In Steven Spielberg's Lincoln, Daniel Day-Lewis, per usual, gives a gargantuan performance our nation's 16th president, but there's something missing, something that's there in There Will be Blood and Gangs of New York. That thing: maniacal ruthlessness.
In our opinion, Day-Lewis at his best when he's being ferocious, and in Martin Scorsese's mid-19th-century-set epic Gangs of New York, his work as the cold-blooded, bloodthirsty crime overseer Bill the Butcher (based on Bowery Boys leader William Poole) is madness personified.
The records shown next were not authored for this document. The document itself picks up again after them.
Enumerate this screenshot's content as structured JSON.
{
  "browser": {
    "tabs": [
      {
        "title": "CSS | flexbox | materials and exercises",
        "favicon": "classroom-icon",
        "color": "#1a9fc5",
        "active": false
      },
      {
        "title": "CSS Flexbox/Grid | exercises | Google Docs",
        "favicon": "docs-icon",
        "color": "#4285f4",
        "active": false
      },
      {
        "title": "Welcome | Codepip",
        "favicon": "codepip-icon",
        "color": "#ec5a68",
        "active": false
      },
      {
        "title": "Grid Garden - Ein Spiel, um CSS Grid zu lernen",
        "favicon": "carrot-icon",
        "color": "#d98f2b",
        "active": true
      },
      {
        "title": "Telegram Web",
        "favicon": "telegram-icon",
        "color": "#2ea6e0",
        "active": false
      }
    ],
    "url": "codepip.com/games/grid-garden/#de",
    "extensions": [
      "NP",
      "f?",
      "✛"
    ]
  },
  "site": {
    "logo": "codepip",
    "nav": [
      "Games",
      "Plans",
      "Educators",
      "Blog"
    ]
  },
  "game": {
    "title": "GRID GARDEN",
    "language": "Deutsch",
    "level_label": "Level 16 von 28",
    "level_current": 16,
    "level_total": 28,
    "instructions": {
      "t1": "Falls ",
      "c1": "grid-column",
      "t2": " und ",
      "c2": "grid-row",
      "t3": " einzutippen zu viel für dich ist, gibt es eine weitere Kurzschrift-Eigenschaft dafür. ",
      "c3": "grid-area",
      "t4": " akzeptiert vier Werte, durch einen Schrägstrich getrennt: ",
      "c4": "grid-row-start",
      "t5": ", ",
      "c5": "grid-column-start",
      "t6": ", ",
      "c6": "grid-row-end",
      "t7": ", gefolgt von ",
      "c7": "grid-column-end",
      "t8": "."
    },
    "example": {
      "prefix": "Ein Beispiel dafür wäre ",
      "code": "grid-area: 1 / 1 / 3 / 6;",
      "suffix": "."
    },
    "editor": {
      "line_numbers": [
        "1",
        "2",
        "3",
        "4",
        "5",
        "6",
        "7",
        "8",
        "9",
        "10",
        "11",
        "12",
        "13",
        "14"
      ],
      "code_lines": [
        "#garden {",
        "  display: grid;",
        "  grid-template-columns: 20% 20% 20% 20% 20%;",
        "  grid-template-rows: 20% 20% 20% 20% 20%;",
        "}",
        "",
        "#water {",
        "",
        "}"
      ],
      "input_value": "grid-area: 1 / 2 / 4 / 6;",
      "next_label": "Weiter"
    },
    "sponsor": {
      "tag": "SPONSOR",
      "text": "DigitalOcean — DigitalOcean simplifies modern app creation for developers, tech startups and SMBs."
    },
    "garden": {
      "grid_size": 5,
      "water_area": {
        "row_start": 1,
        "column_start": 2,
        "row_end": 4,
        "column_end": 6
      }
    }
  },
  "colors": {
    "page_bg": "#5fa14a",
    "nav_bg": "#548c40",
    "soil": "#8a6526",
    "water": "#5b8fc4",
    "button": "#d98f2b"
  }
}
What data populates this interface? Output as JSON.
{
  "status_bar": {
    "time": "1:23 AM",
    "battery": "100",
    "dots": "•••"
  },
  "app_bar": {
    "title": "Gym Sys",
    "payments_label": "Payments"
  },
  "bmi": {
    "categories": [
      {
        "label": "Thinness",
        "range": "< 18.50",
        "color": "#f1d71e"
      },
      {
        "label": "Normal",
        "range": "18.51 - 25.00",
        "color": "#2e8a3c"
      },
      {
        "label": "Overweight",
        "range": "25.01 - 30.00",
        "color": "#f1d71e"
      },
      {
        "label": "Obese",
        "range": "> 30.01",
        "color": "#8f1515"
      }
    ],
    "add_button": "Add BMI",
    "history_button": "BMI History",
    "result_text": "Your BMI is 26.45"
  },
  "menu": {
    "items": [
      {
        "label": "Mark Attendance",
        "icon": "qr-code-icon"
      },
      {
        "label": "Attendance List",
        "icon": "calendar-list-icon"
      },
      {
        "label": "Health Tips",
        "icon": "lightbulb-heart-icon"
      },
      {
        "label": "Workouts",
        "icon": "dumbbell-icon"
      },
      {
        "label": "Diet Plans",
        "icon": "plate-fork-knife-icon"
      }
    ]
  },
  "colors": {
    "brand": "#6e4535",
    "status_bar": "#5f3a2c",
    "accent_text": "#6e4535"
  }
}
The actor snarls and roars his way through a role that's equal parts magnetic and repulsive.
His dynamic evilness manifests itself greatly in a scene where the Butcher tosses a knife at underling Amsterdam Vallon (Leonardo Dicaprio) and beats the shit out of him, leaving him a bloody mess and with the parting words that he'll let Amsterdam live as a "freak worthy of Barnum's museum of wonders."